Proposed conservatee objecting to the establishment of a conservatorship
Removal of an existing conservator
Visitation orders disputes
Conservator not considering the reasonable wishes of the conservatee
Modifying existing conservatorship powers
Appointment of a successor conservator
Co-conservators unable to make joint decisions
In contrast to conservatorships of elderly individuals, where disputes often involve the children and siblings of the conservatee, in special needs conservatorships usually the disputes involve divorced parents of the disabled adult child.
Contested conservatorship matters can be very costly as well as emotionally draining. If you decide to litigate, you must have the financial means to fund the litigation. You should choose an attorney that will maintain communication with you. Accordingly, we highly recommend that you first request an in-office consultation before deciding to litigate; even if you have to pay for the consultation (we charge a flat price for an in-office litigation consultation).
Most of our cases are not contested (which means that no one objects to the establishment of the conservatorship or to the proposed conservator).
For a non-contested conservatorship, we generally charge a flat fee for our attorney fees (such that your costs are reasonably predictable).
Non-attorney expenses such as court-required filing fees are paid separately by the client (which can vary from several hundreds of dollars to well over $1,000). Non-attorney expenses as explained above are in addition to attorney fees.
If the case becomes contested or is anticipated to become contested, we charge an hourly fee.
Most contested cases involve a continuing dispute between divorced parents or a high functioning proposed conservatee who objects to the need for a conservatorship.
It is our opinion that our attorney fees are just above the average cost for obtaining conservatorship legal services from other law firms. We are not the lowest price nor the highest. Our fees are in recognition of our knowledge of the diverse special needs population, our conservatorship experience with courts throughout Southern California, as well as the effort we make on behalf of our clients.
We do not quote attorney fees online due to consideration of State Bar rules and regulations and to avoid inconsistency between an online quote and an in-office quote.
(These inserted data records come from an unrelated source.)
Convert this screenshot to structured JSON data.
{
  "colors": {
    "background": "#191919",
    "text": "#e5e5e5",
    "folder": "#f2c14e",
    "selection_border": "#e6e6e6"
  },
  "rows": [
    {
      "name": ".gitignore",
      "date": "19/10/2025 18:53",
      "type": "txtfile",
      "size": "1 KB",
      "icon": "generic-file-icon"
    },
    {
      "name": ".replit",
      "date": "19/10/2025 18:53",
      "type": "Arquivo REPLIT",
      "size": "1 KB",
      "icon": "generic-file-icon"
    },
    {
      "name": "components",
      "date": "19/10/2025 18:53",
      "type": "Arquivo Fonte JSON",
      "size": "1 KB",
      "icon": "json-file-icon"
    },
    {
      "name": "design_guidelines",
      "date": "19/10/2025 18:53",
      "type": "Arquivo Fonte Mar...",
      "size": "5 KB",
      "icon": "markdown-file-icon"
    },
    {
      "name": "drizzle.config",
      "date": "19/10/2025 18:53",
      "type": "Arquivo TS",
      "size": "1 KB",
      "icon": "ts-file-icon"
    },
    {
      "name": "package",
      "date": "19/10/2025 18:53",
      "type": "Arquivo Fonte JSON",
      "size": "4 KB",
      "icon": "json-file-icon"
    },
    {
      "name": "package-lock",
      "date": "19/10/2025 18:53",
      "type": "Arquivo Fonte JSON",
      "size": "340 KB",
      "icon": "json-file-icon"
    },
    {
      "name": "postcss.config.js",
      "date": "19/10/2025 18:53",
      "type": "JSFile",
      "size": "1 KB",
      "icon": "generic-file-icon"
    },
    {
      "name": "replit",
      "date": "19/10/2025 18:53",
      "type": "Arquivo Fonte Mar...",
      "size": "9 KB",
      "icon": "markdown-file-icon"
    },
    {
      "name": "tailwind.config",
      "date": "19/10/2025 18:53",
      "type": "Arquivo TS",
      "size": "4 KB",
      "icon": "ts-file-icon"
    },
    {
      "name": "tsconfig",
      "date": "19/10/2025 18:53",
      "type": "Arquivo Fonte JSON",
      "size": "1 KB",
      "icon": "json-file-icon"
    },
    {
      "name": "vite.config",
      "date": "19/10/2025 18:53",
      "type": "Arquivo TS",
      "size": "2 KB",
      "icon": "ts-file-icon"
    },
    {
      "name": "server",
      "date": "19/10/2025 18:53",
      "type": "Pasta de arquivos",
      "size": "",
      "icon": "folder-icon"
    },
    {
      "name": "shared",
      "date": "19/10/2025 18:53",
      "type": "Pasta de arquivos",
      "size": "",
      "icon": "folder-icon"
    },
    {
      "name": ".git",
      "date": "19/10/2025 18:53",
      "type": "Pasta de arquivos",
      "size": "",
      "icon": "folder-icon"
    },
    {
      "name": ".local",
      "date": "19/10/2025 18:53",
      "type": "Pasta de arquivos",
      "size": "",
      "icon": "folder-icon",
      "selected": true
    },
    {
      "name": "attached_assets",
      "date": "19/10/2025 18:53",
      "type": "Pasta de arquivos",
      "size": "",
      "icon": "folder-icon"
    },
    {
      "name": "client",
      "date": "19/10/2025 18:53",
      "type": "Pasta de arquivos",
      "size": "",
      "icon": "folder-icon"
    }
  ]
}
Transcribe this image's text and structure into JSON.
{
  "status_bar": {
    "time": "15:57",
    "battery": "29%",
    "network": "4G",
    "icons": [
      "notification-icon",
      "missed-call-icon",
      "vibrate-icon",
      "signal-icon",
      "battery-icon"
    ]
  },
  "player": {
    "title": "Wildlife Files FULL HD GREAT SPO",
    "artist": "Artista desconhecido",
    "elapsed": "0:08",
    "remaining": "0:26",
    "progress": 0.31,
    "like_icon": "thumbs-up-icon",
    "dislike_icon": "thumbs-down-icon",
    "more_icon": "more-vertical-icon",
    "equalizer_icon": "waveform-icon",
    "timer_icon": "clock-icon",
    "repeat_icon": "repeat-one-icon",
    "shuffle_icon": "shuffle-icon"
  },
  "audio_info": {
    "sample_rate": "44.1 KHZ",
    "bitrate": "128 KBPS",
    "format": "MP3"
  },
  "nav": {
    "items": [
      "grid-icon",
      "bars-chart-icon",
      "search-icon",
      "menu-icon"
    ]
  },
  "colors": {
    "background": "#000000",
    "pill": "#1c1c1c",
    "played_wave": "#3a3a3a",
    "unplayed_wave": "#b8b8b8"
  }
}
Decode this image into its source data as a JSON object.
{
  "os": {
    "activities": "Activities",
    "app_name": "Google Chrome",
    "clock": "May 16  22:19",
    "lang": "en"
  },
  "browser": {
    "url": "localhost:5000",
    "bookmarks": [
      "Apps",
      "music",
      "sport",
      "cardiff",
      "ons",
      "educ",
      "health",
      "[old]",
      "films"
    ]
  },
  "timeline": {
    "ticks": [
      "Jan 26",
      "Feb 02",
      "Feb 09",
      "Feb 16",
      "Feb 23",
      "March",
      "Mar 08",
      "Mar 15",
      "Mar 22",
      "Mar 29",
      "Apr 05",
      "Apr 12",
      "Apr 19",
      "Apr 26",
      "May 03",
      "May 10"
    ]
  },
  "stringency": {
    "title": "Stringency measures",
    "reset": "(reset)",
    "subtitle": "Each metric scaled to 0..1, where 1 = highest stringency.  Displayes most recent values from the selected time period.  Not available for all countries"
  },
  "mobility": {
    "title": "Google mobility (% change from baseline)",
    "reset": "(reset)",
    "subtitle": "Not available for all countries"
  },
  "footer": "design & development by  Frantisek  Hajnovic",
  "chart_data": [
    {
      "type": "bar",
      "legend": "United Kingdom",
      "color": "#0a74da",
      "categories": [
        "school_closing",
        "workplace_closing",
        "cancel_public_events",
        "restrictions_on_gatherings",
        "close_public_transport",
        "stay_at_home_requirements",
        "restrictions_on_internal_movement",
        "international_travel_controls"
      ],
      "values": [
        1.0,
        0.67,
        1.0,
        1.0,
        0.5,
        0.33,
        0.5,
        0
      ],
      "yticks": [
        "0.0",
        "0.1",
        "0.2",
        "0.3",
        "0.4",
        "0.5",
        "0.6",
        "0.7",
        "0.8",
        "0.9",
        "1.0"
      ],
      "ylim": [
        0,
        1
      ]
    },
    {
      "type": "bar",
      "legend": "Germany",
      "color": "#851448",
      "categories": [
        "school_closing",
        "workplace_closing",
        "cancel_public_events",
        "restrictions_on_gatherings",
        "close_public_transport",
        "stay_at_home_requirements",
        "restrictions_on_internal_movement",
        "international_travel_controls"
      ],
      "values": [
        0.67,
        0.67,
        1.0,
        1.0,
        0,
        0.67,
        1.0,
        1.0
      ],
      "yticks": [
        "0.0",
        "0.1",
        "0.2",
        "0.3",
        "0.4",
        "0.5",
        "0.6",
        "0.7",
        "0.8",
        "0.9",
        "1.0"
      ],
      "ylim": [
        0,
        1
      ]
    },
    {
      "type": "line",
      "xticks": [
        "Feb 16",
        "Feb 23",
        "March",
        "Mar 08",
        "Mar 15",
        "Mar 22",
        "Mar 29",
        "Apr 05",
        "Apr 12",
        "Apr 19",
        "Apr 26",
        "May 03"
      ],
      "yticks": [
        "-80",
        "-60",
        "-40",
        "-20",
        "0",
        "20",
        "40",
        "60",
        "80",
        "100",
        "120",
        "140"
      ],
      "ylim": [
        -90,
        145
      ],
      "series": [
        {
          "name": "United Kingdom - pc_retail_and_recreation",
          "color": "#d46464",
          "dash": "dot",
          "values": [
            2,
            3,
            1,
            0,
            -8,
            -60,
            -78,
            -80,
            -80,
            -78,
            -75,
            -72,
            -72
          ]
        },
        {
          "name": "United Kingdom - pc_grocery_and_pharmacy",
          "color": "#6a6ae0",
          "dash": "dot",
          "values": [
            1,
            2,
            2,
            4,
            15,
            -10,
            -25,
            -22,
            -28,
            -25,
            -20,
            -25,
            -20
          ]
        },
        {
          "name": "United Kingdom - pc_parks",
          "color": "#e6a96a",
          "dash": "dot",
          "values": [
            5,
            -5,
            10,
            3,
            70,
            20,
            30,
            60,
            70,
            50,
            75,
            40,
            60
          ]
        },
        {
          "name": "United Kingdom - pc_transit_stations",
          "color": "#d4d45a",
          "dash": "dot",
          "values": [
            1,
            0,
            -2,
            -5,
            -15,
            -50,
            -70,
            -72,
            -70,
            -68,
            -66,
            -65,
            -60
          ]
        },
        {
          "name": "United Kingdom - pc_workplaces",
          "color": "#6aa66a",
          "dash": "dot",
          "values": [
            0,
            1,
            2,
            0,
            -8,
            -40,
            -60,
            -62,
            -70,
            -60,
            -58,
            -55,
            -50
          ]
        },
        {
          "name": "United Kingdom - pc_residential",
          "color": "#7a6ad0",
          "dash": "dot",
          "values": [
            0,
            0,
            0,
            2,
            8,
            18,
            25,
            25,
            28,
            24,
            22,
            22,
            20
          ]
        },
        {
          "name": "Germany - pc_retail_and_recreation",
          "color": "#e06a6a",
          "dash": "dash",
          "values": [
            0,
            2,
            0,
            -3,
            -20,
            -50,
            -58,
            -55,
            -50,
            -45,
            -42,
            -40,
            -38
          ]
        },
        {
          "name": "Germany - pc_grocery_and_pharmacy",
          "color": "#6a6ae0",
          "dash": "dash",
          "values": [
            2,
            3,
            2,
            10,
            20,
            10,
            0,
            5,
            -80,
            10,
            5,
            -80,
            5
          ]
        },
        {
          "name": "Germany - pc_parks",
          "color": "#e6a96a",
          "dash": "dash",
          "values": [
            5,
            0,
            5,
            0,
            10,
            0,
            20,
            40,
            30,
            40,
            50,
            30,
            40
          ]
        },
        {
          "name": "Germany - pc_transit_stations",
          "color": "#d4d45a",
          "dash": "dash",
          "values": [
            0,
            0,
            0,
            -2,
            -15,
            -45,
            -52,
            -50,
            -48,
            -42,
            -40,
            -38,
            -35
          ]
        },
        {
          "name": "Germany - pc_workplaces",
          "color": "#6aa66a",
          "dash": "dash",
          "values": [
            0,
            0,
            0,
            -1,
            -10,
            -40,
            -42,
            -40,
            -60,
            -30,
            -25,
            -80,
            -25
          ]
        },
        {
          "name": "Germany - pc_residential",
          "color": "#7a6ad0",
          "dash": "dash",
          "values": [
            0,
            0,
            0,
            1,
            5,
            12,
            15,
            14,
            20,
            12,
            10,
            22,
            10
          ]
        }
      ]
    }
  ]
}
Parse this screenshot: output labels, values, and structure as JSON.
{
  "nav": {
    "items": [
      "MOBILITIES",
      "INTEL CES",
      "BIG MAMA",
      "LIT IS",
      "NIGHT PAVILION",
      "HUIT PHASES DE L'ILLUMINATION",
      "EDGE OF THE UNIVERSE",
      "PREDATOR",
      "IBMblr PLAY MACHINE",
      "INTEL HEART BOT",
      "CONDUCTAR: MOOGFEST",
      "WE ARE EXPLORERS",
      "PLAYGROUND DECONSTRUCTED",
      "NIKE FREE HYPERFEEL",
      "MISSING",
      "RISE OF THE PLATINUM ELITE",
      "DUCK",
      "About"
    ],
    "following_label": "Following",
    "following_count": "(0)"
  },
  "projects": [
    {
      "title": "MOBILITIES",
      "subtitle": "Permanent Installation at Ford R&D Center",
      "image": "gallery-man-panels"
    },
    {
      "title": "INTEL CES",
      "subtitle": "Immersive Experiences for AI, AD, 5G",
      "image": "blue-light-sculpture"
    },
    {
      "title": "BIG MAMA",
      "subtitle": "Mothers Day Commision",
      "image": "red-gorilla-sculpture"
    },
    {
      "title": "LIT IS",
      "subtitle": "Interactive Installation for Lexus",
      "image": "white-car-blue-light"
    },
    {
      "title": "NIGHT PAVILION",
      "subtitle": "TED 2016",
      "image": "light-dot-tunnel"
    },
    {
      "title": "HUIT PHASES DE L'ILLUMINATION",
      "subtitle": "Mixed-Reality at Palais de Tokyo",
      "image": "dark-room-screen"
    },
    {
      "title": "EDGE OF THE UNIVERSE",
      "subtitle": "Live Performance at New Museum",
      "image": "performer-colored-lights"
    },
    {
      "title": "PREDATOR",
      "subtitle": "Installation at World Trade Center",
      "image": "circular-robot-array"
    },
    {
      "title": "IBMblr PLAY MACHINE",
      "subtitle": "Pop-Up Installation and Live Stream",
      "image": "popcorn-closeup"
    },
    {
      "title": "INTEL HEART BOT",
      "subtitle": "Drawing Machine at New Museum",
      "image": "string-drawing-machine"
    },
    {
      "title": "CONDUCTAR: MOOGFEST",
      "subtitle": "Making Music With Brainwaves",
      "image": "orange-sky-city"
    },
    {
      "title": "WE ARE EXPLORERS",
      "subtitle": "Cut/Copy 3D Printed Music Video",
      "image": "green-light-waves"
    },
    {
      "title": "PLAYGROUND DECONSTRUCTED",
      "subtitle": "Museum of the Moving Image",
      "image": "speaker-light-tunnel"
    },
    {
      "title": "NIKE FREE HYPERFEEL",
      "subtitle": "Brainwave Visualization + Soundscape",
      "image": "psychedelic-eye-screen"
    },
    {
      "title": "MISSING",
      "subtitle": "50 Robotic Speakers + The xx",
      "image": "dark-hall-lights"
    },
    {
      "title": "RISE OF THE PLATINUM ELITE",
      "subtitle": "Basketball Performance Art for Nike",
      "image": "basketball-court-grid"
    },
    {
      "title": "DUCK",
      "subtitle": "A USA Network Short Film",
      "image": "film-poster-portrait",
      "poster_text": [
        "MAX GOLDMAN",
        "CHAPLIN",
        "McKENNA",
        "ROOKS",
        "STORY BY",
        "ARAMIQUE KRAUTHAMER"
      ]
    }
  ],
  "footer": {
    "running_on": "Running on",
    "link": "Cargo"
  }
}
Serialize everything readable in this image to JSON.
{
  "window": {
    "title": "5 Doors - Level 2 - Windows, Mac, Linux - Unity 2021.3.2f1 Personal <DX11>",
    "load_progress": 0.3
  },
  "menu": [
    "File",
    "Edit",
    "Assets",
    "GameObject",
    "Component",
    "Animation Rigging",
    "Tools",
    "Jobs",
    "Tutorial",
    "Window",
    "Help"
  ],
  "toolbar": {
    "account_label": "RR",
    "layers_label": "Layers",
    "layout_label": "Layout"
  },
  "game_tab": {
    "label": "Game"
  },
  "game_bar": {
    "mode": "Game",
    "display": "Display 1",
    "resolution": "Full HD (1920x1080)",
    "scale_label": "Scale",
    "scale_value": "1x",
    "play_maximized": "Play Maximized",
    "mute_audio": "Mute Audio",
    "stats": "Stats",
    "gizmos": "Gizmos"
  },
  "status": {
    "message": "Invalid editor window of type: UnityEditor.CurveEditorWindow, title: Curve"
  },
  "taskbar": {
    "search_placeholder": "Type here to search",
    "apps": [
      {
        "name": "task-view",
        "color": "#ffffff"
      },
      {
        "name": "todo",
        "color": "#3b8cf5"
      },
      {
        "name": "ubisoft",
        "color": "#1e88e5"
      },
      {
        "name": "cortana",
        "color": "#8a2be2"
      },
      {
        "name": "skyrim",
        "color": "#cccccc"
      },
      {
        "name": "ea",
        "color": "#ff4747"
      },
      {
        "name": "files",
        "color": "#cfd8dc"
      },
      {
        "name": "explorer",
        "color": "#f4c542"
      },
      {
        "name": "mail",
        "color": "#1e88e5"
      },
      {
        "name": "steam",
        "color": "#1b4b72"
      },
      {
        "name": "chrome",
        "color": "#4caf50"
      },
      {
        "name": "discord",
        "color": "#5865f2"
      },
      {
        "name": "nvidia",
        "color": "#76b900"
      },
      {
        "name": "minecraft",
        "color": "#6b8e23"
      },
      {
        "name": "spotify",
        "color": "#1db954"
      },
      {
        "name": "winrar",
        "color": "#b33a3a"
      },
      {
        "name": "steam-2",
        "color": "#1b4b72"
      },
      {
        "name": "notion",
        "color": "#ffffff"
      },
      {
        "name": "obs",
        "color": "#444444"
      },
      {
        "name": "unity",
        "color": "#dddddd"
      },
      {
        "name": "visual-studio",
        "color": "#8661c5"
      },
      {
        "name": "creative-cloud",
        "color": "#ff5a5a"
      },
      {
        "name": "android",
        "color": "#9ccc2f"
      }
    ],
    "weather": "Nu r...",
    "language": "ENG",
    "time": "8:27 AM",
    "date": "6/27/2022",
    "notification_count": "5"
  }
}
Please feel free to call us for further information.
The video below provides additional information.
Click Here To View Limited Conservatorship Video